**Component data from apps and pages**
········

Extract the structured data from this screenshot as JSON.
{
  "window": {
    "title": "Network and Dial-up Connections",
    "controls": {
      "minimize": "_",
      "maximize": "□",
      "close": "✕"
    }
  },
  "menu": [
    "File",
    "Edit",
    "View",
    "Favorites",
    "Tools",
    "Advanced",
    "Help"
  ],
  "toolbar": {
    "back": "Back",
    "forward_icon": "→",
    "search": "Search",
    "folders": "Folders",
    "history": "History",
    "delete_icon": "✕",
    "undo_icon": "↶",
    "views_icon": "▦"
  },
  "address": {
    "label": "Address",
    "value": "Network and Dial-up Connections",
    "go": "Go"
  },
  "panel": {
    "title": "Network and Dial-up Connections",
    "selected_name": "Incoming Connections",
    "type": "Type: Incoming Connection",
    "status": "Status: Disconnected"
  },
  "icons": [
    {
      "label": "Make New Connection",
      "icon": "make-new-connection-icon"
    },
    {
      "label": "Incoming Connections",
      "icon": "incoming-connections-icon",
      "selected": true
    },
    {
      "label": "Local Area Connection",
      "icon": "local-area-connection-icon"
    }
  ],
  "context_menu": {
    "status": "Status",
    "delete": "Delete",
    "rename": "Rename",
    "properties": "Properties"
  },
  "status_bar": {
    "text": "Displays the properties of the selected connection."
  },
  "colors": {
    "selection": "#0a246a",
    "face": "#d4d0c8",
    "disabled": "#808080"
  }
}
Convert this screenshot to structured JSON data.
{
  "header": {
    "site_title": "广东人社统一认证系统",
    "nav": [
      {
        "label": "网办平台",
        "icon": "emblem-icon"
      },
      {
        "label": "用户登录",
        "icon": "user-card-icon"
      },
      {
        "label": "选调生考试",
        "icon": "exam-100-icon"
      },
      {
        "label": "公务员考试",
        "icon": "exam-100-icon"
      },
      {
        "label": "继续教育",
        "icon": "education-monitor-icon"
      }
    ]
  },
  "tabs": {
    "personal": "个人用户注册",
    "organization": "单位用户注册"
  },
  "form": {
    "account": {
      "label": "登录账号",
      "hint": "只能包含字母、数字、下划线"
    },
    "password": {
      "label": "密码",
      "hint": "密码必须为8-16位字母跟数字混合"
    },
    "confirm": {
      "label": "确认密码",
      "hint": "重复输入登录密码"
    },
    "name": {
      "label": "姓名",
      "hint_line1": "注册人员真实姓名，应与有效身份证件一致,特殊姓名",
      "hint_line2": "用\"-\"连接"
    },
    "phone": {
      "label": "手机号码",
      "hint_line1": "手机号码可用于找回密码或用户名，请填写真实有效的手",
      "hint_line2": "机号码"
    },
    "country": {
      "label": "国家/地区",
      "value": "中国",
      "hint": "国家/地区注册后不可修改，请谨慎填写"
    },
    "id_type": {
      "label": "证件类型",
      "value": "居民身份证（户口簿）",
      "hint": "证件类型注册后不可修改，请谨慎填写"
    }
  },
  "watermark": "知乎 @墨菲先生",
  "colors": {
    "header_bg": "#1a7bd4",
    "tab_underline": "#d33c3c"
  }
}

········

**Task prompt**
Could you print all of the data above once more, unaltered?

**Solution to this task**
Extract the structured data from this screenshot as JSON.
{
  "window": {
    "title": "Network and Dial-up Connections",
    "controls": {
      "minimize": "_",
      "maximize": "□",
      "close": "✕"
    }
  },
  "menu": [
    "File",
    "Edit",
    "View",
    "Favorites",
    "Tools",
    "Advanced",
    "Help"
  ],
  "toolbar": {
    "back": "Back",
    "forward_icon": "→",
    "search": "Search",
    "folders": "Folders",
    "history": "History",
    "delete_icon": "✕",
    "undo_icon": "↶",
    "views_icon": "▦"
  },
  "address": {
    "label": "Address",
    "value": "Network and Dial-up Connections",
    "go": "Go"
  },
  "panel": {
    "title": "Network and Dial-up Connections",
    "selected_name": "Incoming Connections",
    "type": "Type: Incoming Connection",
    "status": "Status: Disconnected"
  },
  "icons": [
    {
      "label": "Make New Connection",
      "icon": "make-new-connection-icon"
    },
    {
      "label": "Incoming Connections",
      "icon": "incoming-connections-icon",
      "selected": true
    },
    {
      "label": "Local Area Connection",
      "icon": "local-area-connection-icon"
    }
  ],
  "context_menu": {
    "status": "Status",
    "delete": "Delete",
    "rename": "Rename",
    "properties": "Properties"
  },
  "status_bar": {
    "text": "Displays the properties of the selected connection."
  },
  "colors": {
    "selection": "#0a246a",
    "face": "#d4d0c8",
    "disabled": "#808080"
  }
}
Convert this screenshot to structured JSON data.
{
  "header": {
    "site_title": "广东人社统一认证系统",
    "nav": [
      {
        "label": "网办平台",
        "icon": "emblem-icon"
      },
      {
        "label": "用户登录",
        "icon": "user-card-icon"
      },
      {
        "label": "选调生考试",
        "icon": "exam-100-icon"
      },
      {
        "label": "公务员考试",
        "icon": "exam-100-icon"
      },
      {
        "label": "继续教育",
        "icon": "education-monitor-icon"
      }
    ]
  },
  "tabs": {
    "personal": "个人用户注册",
    "organization": "单位用户注册"
  },
  "form": {
    "account": {
      "label": "登录账号",
      "hint": "只能包含字母、数字、下划线"
    },
    "password": {
      "label": "密码",
      "hint": "密码必须为8-16位字母跟数字混合"
    },
    "confirm": {
      "label": "确认密码",
      "hint": "重复输入登录密码"
    },
    "name": {
      "label": "姓名",
      "hint_line1": "注册人员真实姓名，应与有效身份证件一致,特殊姓名",
      "hint_line2": "用\"-\"连接"
    },
    "phone": {
      "label": "手机号码",
      "hint_line1": "手机号码可用于找回密码或用户名，请填写真实有效的手",
      "hint_line2": "机号码"
    },
    "country": {
      "label": "国家/地区",
      "value": "中国",
      "hint": "国家/地区注册后不可修改，请谨慎填写"
    },
    "id_type": {
      "label": "证件类型",
      "value": "居民身份证（户口簿）",
      "hint": "证件类型注册后不可修改，请谨慎填写"
    }
  },
  "watermark": "知乎 @墨菲先生",
  "colors": {
    "header_bg": "#1a7bd4",
    "tab_underline": "#d33c3c"
  }
}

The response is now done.